Canis lupus dingo
The Dingo species originated in SE Asia and although populations remain abundant in Australia the proportion of pure dingoes is declining through breeding with domestic dogs. Dingoes were introduced to Australia some 3,500 - 4,500 years ago. The ‘standard’ coat colour is sandy or orange with white feet. Dingoes rarely bark, they tend to howl, particularly at night, in an effort to attract pack members or to ward off intruders.
Distribution and habitat
In Australia, pure Dingoes are common in northern, north-western and central regions, rare in southern and north-eastern regions. They can live in a wide range of habitats found on the Australian mainland. Their preference is woodland and grassland areas that extend to the edge of forests.
Dingoes are opportunistic carnivores. Mammals form the main part of their diet especially rabbits, kangaroos, wallabies and wombats. Scavenging at night, the Dingo is a solitary hunter but will form larger packs when hunting bigger game.
Life expectancy and breeding

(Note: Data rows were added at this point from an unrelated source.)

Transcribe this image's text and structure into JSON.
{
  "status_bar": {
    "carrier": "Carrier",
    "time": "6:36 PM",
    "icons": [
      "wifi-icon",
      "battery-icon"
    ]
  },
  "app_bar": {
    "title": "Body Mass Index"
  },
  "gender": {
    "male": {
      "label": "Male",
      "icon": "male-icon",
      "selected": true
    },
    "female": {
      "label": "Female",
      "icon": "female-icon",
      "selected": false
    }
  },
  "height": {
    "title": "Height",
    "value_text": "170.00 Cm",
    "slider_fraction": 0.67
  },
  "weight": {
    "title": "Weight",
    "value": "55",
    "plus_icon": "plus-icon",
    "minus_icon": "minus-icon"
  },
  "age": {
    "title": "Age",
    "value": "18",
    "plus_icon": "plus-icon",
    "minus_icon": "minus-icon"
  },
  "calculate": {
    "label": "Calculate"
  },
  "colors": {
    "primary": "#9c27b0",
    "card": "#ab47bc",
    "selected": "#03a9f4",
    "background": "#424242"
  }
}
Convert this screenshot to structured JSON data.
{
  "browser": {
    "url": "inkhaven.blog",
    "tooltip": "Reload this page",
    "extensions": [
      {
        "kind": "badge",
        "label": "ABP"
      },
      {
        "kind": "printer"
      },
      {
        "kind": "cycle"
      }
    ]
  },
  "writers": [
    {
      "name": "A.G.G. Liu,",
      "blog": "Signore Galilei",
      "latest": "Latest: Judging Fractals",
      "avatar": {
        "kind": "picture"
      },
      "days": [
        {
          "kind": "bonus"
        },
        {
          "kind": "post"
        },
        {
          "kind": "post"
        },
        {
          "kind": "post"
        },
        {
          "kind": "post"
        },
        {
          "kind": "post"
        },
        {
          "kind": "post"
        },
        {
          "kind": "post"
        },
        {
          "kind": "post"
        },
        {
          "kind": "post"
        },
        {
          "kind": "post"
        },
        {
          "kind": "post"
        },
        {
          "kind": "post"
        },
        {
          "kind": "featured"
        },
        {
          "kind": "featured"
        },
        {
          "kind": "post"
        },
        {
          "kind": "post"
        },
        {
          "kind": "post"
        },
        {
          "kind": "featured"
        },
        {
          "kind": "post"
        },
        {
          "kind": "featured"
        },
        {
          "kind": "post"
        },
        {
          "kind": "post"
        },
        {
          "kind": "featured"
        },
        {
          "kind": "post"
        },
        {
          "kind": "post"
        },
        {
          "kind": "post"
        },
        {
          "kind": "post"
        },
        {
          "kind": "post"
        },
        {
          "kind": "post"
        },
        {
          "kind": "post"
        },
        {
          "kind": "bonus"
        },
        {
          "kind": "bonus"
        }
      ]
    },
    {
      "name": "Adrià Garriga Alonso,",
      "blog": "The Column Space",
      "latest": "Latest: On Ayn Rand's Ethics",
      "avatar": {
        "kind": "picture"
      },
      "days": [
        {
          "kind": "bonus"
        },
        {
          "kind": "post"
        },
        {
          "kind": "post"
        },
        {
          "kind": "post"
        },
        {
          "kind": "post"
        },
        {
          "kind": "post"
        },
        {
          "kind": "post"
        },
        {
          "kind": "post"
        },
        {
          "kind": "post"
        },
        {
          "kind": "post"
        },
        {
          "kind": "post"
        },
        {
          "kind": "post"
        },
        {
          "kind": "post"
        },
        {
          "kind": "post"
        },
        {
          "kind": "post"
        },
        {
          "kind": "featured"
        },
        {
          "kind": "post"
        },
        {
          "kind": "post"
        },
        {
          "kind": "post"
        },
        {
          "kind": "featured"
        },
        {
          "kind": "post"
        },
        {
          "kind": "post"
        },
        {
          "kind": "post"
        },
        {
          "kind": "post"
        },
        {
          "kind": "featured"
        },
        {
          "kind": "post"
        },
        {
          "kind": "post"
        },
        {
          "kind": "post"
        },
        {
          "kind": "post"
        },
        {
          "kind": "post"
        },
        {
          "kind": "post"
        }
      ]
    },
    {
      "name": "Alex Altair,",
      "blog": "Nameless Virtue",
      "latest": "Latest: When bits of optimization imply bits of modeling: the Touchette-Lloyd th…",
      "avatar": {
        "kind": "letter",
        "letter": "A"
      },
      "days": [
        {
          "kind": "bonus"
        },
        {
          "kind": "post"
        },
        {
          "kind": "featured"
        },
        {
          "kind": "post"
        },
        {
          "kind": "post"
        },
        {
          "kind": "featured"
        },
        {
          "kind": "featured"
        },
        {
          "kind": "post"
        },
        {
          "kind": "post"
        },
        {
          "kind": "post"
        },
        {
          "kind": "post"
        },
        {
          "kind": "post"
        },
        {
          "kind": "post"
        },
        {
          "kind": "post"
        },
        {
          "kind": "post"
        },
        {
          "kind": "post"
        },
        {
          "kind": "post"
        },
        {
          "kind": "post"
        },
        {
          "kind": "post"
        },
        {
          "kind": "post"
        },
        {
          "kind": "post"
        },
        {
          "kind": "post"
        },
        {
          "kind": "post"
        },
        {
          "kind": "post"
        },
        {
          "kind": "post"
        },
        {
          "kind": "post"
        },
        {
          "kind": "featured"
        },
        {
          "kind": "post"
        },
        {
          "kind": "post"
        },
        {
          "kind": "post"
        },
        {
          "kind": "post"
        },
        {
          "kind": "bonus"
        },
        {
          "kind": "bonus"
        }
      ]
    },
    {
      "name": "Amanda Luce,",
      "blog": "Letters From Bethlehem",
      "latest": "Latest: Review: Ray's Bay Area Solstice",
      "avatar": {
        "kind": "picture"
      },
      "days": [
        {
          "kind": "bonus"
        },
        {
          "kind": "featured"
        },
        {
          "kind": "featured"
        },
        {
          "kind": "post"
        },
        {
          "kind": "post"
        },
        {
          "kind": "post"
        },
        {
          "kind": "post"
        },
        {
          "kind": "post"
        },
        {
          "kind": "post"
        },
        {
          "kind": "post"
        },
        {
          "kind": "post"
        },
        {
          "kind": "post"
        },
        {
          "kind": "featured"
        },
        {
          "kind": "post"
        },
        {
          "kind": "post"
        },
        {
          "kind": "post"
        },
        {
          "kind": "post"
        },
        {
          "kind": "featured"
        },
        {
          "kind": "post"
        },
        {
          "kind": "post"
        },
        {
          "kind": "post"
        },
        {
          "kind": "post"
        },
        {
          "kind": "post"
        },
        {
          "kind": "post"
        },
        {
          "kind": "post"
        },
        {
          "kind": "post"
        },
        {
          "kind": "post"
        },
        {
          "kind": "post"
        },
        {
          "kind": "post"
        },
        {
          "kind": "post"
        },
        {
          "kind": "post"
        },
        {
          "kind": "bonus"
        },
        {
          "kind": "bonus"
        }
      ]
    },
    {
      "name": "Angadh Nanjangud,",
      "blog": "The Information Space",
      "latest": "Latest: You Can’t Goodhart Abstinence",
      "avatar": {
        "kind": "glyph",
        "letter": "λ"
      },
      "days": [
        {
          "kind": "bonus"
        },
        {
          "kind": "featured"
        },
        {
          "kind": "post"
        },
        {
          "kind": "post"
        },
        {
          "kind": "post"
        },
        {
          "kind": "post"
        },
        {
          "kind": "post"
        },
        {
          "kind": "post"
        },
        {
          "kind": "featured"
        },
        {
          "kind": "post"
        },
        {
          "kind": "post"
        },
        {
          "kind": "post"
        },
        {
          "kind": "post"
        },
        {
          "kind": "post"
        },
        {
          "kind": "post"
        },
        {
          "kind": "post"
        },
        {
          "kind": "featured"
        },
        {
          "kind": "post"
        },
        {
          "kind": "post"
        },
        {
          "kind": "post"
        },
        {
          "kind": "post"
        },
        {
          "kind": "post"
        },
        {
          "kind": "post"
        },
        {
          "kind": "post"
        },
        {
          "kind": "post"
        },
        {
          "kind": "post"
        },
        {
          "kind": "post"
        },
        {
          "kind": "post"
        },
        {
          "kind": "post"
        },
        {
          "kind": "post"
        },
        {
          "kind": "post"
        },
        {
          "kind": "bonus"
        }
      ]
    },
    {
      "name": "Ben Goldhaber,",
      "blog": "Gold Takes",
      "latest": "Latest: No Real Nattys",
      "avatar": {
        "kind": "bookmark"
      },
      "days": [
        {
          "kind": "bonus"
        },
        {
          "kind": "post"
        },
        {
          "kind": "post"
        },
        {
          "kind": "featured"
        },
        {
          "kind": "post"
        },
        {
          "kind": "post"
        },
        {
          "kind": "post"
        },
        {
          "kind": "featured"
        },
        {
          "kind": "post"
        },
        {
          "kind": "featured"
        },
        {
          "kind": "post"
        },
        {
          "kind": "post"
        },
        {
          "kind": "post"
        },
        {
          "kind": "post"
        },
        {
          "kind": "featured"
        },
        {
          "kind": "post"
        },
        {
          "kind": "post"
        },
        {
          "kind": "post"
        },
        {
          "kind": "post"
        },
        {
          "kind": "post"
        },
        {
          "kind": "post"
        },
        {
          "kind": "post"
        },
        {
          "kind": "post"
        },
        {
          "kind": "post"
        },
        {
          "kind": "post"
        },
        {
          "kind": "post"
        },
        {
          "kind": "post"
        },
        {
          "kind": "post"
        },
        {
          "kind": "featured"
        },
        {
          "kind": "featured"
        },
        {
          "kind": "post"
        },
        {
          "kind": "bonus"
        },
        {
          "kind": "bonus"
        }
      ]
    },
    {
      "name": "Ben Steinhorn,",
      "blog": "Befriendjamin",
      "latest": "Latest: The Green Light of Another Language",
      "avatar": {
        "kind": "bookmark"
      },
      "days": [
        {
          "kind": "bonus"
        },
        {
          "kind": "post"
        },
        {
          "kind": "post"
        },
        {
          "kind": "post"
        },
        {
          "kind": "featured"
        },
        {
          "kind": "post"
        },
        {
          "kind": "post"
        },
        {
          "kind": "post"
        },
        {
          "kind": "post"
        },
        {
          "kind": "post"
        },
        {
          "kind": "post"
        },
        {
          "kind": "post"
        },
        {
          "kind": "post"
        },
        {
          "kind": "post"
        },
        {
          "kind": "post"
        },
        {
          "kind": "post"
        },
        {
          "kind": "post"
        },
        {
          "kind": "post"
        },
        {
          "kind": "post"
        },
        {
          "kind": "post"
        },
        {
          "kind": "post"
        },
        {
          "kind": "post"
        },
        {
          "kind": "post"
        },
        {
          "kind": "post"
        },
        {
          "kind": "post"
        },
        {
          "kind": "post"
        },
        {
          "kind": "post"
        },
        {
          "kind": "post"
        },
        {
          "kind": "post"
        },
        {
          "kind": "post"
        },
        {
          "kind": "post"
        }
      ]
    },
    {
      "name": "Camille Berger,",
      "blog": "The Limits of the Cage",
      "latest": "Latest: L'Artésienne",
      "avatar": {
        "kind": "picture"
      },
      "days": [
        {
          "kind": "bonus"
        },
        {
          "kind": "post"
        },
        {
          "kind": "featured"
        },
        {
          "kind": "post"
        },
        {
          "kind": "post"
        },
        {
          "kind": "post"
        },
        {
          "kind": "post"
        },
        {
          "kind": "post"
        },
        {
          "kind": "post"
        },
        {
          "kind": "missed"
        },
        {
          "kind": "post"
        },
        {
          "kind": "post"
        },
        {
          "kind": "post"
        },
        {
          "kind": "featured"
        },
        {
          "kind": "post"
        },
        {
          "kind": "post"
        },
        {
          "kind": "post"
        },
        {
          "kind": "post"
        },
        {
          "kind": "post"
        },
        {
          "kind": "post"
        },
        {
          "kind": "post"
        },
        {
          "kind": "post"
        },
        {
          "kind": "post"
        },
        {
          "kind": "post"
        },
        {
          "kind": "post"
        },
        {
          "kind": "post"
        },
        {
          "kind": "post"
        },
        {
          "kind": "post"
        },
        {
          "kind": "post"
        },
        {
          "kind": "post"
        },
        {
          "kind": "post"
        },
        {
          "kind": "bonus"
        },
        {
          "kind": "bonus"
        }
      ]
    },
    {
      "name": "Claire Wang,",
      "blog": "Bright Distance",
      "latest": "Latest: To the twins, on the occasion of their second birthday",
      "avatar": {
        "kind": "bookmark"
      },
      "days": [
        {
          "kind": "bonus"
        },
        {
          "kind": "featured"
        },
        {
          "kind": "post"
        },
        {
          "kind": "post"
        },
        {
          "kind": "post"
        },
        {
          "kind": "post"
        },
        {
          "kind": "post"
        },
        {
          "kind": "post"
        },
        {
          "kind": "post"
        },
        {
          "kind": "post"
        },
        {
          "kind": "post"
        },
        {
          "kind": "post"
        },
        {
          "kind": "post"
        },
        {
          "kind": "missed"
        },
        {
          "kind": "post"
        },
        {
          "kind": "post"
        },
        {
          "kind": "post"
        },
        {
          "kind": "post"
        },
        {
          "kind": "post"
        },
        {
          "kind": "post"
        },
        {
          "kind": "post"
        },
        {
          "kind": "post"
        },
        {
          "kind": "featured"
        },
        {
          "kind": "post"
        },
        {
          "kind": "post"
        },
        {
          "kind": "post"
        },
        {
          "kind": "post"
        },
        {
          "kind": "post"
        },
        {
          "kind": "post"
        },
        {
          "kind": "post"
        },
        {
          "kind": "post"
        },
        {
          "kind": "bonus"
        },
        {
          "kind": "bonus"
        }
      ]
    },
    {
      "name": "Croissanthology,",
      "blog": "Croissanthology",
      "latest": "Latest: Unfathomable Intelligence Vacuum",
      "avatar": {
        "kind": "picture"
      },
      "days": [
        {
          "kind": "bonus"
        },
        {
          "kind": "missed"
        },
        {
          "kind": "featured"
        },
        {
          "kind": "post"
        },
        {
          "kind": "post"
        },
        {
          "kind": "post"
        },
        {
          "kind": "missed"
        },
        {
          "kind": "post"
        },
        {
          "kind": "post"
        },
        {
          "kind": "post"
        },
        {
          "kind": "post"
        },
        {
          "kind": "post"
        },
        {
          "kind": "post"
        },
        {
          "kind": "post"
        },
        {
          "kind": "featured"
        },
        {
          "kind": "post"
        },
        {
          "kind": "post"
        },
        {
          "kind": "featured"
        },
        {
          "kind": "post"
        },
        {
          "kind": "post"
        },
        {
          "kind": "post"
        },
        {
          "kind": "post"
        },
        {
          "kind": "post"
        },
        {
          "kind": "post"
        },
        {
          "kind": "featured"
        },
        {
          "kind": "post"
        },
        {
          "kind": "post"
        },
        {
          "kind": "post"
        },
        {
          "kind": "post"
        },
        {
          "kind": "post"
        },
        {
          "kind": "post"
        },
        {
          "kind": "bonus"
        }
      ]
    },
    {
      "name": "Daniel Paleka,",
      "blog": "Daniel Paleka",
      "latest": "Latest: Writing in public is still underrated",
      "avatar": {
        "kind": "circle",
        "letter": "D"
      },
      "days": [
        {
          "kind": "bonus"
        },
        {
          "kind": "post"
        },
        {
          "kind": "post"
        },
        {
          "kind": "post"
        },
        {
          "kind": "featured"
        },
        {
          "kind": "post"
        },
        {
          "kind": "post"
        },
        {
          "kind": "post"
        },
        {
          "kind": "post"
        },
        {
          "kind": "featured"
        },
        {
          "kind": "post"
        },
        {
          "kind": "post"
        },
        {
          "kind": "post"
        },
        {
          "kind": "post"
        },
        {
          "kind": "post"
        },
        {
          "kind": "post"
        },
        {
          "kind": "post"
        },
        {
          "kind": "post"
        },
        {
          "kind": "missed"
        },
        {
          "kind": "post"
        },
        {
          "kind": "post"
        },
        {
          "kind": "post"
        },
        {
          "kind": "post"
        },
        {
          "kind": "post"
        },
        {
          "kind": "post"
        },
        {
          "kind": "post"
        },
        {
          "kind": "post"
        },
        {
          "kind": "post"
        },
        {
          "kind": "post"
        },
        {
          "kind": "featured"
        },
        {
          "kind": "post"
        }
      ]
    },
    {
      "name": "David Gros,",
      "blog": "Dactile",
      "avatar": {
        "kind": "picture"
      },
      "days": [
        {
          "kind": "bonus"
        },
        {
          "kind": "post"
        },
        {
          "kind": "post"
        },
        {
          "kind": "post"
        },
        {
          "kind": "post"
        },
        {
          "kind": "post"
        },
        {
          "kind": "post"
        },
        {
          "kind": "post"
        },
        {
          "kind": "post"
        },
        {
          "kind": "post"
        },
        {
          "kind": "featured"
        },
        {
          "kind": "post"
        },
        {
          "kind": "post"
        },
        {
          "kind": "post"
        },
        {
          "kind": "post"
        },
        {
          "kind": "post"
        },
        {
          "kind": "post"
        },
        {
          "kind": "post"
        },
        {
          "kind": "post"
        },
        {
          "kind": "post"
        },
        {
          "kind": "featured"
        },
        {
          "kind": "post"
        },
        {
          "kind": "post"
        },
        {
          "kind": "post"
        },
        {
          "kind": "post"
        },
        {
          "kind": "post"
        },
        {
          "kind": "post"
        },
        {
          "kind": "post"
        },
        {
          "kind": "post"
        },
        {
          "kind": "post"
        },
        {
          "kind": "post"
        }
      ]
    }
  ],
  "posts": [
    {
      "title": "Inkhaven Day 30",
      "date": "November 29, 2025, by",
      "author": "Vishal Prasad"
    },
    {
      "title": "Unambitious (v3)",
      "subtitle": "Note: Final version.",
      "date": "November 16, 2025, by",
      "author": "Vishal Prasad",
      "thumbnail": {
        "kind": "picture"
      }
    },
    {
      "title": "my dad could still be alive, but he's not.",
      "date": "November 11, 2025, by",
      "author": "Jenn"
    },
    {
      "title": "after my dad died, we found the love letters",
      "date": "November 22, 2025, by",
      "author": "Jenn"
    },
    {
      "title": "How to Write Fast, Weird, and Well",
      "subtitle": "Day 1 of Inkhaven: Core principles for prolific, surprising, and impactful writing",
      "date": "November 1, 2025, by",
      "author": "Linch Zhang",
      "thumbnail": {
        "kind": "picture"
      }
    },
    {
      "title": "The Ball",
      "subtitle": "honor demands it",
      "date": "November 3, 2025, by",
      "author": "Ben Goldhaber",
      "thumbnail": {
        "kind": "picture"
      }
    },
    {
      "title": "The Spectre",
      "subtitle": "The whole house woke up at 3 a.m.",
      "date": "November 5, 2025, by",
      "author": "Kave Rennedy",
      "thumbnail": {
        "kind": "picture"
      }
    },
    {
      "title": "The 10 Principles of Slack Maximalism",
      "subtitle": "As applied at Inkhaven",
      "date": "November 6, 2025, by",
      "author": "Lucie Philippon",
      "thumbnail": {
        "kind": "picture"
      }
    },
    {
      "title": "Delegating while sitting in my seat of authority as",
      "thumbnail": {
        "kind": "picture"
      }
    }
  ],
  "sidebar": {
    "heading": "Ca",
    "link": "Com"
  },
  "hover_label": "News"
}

Pure Dingoes will breed between March and June. The gestation period is approximately 9 weeks with litters of 4 to 6 pups. The dingo pack help in the rearing of pups which are weaned at about 2 months, at which time the pups may be abandoned or can stay with the parents for up to a year. Dingo pups are fully grown by 7 months. They live between 5-7 years in the wild (10-12 years in captivity).
VULNERABLE (IUCN Red List of Threatened Species).
The Australian Dingo Conservation Association Inc. was established in 1992 as a non-profit organisation dedicated to: protect and conserve the Australian Dingo.